Work is visible at the Democracy Monument station (which is a block away from the monument and not under it). This station will have an interchange with the Orange Line western extension.
[Traffic squeezing past the construction site of Democracy Monument station.]
The next station is Sam Yot, which will interchange with the MRT Blue Line.
[Sam Yot Purple Line construction at Sam Yot MRT Blue Line.]
I noticed a big construction site in front of Wat Bowon Niwet Ratchawarawihan near the backpacker area of Rambuttri Street and Khao San Road. I thought this was a new station for a minute and got excited that a station was being built near Khao San Road. This is an intervention shaft midway between two station, so no there is no backpacker station.
[Intervention shaft construction at Wat Bowon Niwet Ratchawarawihan.]
Bang Khun Phrom station is the next station north of Democracy Monument, and the Khao San Road area is about midway between Democracy Monument and Bang Khun Phrom. This will make getting to Khao San Road a bit easier by public transport, but it will still require three different trains if you are coming from either airport.
[Construction site of Bang Khun Phrom station.]
The next station north is National Library in Dusit District.
[Construction site of National Library station of the Purple Line MRT.]
The Bangkok Metropolitan Administration (BMA) said that it wants the Mass Rapid Transit Authority of Thailand (MRT) to take over the responsibility of investing in the Grey Line monorail, the light rail transit system between Bang Na and Suvarnabhumi International Airport and the extension of the Green Line from Bang Wa to Taling Chan.
Once of the ongoing issues of Bangkok’s transit system is the ticketing system and ticket prices. There is no unified ticketing system, which I have written about here: The ticketing mess of Bangkok’s rail transit.
Different schemes have been introduced to keep commuting costs down, such as a 20-baht flat fare for passengers who interchange between the Red and Purple lines using EMV contactless payment.

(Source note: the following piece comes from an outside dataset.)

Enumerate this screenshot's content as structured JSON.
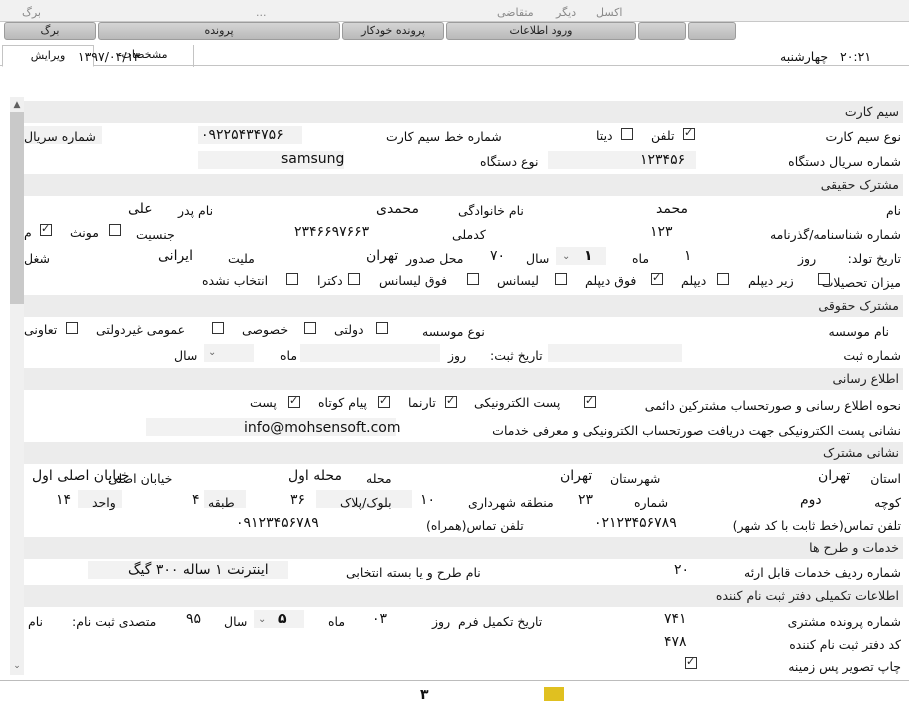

The BTS had been offering free travel on the Mor Chit-Khu Khot extension and Baring-Kheha extension. Passengers numbers dropped by 20.5% when ticketing began.
I got the BTS from Sukhumvit Road to Wat Phra Sri Mahathat station and then transferred to the Pink Line to go to Lak Si. That trip cost 80 baht. I then got a commuter train for 20 baht. That journey of three trains would not be uncommon for someone who lives in the outer reaches of the city and commutes to central Bangkok. That would be a 200 baht (45.60 USD) round trip every day.
Cities that have a unified ticketing system as able to cap daily spending because they can keep track of your travels. This is impossible in Bangkok with its current system of multiple operators.